### What needs to be done:
The expected output is an exact restatement of all the records.

### Excerpted records:
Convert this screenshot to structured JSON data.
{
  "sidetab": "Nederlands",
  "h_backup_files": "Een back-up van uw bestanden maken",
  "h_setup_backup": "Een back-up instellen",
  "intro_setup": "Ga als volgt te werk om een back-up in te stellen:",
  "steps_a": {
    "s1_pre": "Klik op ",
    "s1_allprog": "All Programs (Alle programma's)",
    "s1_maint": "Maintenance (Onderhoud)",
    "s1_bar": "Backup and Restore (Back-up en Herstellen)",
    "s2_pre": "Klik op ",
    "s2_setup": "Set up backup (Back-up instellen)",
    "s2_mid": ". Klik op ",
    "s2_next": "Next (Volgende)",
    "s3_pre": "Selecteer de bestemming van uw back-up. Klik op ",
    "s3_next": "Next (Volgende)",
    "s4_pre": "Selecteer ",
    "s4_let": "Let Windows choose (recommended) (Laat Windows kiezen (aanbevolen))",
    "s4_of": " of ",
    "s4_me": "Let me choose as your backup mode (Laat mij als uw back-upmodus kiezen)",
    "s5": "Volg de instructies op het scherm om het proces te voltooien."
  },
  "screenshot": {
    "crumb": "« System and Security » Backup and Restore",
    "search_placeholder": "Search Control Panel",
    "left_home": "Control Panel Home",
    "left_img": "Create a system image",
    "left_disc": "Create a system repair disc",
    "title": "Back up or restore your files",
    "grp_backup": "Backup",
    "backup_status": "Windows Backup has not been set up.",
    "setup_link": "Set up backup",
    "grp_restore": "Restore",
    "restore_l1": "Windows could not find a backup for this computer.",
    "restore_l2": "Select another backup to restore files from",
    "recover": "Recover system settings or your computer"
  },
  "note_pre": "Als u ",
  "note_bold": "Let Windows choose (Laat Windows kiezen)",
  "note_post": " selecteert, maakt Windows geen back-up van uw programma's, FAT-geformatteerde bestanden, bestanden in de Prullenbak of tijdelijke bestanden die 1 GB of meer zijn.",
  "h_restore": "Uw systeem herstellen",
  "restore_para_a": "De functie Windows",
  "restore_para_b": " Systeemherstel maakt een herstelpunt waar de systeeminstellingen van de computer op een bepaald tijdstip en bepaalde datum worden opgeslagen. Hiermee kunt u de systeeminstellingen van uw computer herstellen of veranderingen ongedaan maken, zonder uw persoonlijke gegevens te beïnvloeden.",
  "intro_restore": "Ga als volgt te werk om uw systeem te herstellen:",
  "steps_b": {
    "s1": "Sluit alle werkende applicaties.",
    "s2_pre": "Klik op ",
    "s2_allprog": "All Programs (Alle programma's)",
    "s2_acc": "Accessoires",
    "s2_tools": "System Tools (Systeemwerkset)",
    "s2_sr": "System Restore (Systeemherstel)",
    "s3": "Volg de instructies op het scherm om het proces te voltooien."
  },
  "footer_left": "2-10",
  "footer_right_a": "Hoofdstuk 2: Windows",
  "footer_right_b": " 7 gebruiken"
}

### Response to the exercise:
Convert this screenshot to structured JSON data.
{
  "sidetab": "Nederlands",
  "h_backup_files": "Een back-up van uw bestanden maken",
  "h_setup_backup": "Een back-up instellen",
  "intro_setup": "Ga als volgt te werk om een back-up in te stellen:",
  "steps_a": {
    "s1_pre": "Klik op ",
    "s1_allprog": "All Programs (Alle programma's)",
    "s1_maint": "Maintenance (Onderhoud)",
    "s1_bar": "Backup and Restore (Back-up en Herstellen)",
    "s2_pre": "Klik op ",
    "s2_setup": "Set up backup (Back-up instellen)",
    "s2_mid": ". Klik op ",
    "s2_next": "Next (Volgende)",
    "s3_pre": "Selecteer de bestemming van uw back-up. Klik op ",
    "s3_next": "Next (Volgende)",
    "s4_pre": "Selecteer ",
    "s4_let": "Let Windows choose (recommended) (Laat Windows kiezen (aanbevolen))",
    "s4_of": " of ",
    "s4_me": "Let me choose as your backup mode (Laat mij als uw back-upmodus kiezen)",
    "s5": "Volg de instructies op het scherm om het proces te voltooien."
  },
  "screenshot": {
    "crumb": "« System and Security » Backup and Restore",
    "search_placeholder": "Search Control Panel",
    "left_home": "Control Panel Home",
    "left_img": "Create a system image",
    "left_disc": "Create a system repair disc",
    "title": "Back up or restore your files",
    "grp_backup": "Backup",
    "backup_status": "Windows Backup has not been set up.",
    "setup_link": "Set up backup",
    "grp_restore": "Restore",
    "restore_l1": "Windows could not find a backup for this computer.",
    "restore_l2": "Select another backup to restore files from",
    "recover": "Recover system settings or your computer"
  },
  "note_pre": "Als u ",
  "note_bold": "Let Windows choose (Laat Windows kiezen)",
  "note_post": " selecteert, maakt Windows geen back-up van uw programma's, FAT-geformatteerde bestanden, bestanden in de Prullenbak of tijdelijke bestanden die 1 GB of meer zijn.",
  "h_restore": "Uw systeem herstellen",
  "restore_para_a": "De functie Windows",
  "restore_para_b": " Systeemherstel maakt een herstelpunt waar de systeeminstellingen van de computer op een bepaald tijdstip en bepaalde datum worden opgeslagen. Hiermee kunt u de systeeminstellingen van uw computer herstellen of veranderingen ongedaan maken, zonder uw persoonlijke gegevens te beïnvloeden.",
  "intro_restore": "Ga als volgt te werk om uw systeem te herstellen:",
  "steps_b": {
    "s1": "Sluit alle werkende applicaties.",
    "s2_pre": "Klik op ",
    "s2_allprog": "All Programs (Alle programma's)",
    "s2_acc": "Accessoires",
    "s2_tools": "System Tools (Systeemwerkset)",
    "s2_sr": "System Restore (Systeemherstel)",
    "s3": "Volg de instructies op het scherm om het proces te voltooien."
  },
  "footer_left": "2-10",
  "footer_right_a": "Hoofdstuk 2: Windows",
  "footer_right_b": " 7 gebruiken"
}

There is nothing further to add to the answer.